What the task requires
Each line of the listing below that includes "Гильдия" should be reported.

Entries shown
══════

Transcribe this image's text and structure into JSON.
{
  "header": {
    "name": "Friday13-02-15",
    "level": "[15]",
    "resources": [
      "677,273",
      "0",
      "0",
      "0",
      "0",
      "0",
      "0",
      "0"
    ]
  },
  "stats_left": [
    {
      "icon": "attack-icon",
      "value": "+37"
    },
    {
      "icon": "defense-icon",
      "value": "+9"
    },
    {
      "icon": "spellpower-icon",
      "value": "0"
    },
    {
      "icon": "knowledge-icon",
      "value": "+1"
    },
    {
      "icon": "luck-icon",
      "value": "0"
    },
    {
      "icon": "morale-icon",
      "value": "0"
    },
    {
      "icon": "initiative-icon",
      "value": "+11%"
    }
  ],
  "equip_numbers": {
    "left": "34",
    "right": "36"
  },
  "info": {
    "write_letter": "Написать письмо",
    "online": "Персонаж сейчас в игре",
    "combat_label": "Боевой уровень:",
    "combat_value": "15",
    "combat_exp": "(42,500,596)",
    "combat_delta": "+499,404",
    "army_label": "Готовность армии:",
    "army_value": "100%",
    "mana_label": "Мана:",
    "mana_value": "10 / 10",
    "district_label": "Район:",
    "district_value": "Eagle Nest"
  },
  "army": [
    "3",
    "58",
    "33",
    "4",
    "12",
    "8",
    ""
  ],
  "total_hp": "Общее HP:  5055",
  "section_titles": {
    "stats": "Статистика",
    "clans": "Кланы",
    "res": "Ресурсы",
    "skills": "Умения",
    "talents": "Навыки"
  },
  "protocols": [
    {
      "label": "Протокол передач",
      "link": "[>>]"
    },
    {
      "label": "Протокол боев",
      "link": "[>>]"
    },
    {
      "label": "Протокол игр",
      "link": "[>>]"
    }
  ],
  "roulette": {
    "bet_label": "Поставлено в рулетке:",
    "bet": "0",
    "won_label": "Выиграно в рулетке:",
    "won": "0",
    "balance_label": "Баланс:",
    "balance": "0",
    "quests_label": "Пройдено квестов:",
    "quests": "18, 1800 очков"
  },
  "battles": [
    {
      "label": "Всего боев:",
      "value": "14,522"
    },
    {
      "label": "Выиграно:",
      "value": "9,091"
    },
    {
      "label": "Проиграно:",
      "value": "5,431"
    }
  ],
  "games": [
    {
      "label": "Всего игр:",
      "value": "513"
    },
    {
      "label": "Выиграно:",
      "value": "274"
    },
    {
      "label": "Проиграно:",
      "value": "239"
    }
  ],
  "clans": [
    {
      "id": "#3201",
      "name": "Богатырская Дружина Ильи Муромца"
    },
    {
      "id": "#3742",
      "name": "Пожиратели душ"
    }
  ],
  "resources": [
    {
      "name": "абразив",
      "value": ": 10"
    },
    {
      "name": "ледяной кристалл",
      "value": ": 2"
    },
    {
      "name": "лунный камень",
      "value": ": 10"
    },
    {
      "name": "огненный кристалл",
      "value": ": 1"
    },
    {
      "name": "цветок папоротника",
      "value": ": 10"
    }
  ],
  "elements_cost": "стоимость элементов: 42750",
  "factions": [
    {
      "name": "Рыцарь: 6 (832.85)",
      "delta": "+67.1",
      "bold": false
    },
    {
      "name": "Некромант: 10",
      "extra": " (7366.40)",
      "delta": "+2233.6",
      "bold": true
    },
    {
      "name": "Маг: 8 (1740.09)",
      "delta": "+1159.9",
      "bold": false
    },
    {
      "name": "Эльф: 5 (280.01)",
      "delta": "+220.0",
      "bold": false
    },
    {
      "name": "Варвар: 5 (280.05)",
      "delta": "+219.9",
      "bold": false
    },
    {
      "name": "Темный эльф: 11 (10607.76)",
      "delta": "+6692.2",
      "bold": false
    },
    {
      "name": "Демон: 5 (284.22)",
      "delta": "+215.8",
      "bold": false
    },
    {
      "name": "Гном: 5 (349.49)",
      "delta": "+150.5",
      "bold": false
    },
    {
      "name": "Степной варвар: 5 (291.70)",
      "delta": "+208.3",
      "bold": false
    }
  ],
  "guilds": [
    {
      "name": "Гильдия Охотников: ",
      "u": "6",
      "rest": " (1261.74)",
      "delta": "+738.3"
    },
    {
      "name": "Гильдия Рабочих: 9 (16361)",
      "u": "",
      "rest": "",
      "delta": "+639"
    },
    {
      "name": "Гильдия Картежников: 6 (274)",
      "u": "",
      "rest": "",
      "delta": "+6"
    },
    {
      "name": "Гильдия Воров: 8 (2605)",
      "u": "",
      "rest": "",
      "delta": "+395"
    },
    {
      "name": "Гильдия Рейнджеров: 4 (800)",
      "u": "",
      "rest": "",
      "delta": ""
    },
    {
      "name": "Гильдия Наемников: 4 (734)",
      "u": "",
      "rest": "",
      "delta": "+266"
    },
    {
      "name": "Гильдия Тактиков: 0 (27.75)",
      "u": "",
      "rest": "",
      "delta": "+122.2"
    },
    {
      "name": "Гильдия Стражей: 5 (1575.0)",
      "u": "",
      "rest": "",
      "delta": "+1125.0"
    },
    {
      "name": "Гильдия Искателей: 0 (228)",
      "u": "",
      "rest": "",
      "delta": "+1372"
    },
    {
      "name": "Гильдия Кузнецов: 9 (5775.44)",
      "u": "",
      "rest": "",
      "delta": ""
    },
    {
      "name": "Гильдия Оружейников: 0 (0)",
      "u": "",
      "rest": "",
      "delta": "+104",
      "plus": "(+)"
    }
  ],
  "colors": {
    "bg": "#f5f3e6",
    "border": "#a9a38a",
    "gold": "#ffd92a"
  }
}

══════

Task response
      "name": "Гильдия Охотников: ",
      "name": "Гильдия Рабочих: 9 (16361)",
      "name": "Гильдия Картежников: 6 (274)",
      "name": "Гильдия Воров: 8 (2605)",
      "name": "Гильдия Рейнджеров: 4 (800)",
      "name": "Гильдия Наемников: 4 (734)",
      "name": "Гильдия Тактиков: 0 (27.75)",
      "name": "Гильдия Стражей: 5 (1575.0)",
      "name": "Гильдия Искателей: 0 (228)",
      "name": "Гильдия Кузнецов: 9 (5775.44)",
      "name": "Гильдия Оружейников: 0 (0)",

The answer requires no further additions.